I also recommend St. Augustine’s Sermons on the New Testament for your Advent journey. St. Augustine is a lot to take in, so if you want to dive into this book (found for free at New Advent), stick to the first two sermons for Advent through Epiphany. The words of this Doctor of Grace are worth your the few minutes you can give.
Another Church father I love reading is On the Incarnation of the Word by St. Athanasius of Alexandria (available for free here). It would be hard to give a summary of this book. It is a cornerstone of the Church’s theology. No doubt, it can be challenging on the first read, but you are not going to find anything that brightens Christmas like learning about the Incarnation of Christ.
If you would like a complete book that makes the Advent season approachable, I recommend the following books:
Meditations for Advent by Jacques-Benigne Bossuet
I cannot recommend this book enough. Bishop Bossuet is not a name that is too well known today, which is a shame. In his own time and in his own language, the great bishop was regarded as one of the finest orators in history. His sermons are passionate and informative, filled with the beauty and skill of a great preacher.
Meditations for Advent is a daily devotional with short mediations translated from his sermons.
Check out some free excerpts of this book on Catholic Exchange:
- The First Promise of a Redeemer
- His Name Will Be Emmanuel: God With Us
- Jesus Promised to the Patriarchs: An Advent Meditation
Advent with Our Lady of Fatima by Donna-Marie Cooper O’Boyle
If you have a devotion to Our Lady of Fatima, this book is essential for your Advent season. With stories from the Fatima visionaries and six other saintly figures, the book gives you daily learning and prayers for Advent.
Check out some free excerpts of this book on Catholic Exchange:
- Our Lady of Fatima Guides Our Advent Prayers
- The Miracle of Hope a Priest Found in Fatima
- Mother Teresa Encourages Us to Be Loving Like Mary
Books for Children
Bestselling author Anthony DeStefano has two lovely new books for children. Joseph’s Donkey tells the fictional story of St. Joseph’s faithful donkey throughout the Nativity story. His other new book, The Beggar and the Bluebird, tells the story of sacrifice through a modern winter fairytale. The illustrations are are a work of art and each tells an engaging story with Christmas and Advent themes throughout.

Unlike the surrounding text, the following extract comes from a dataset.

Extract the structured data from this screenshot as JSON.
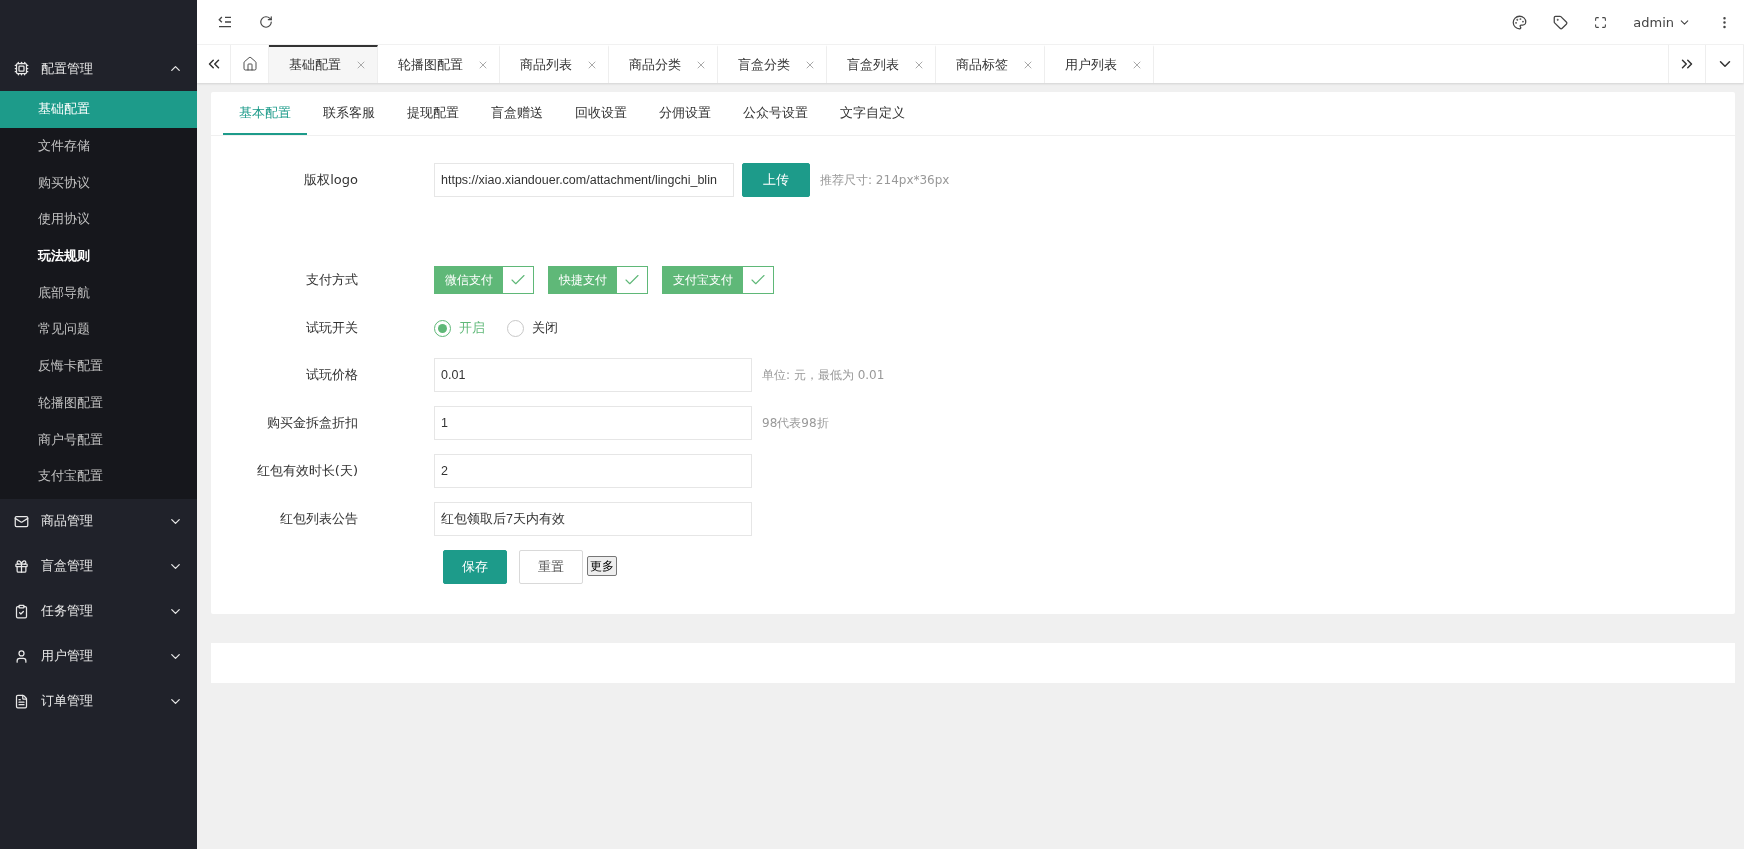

Last year’s bestseller, The Spider Who Saved Christmas, is another fantastic story for children. In these pages, Raymond Arroyo tells the tale of a Golden Silk Orb Weaver who uses her precious web to help the Holy Family during the Flight to Egypt. The colorful illustrations by Randy Gallegos add to the rich story.
5. A Prayerful Advent
No matter what you commit to for Advent, I hope you make time for prayer. The Advent wreath and the many traditions we’ve inherited should always move your heart in prayer. Each person’s Advent will be different, but prayer will always make your journey to Christmas more fulfilling.
I’ll be praying for you all and hope you’ll include Catholic Exchange in your prayers. If you have other resources, feel free to share them here or on our social media pages.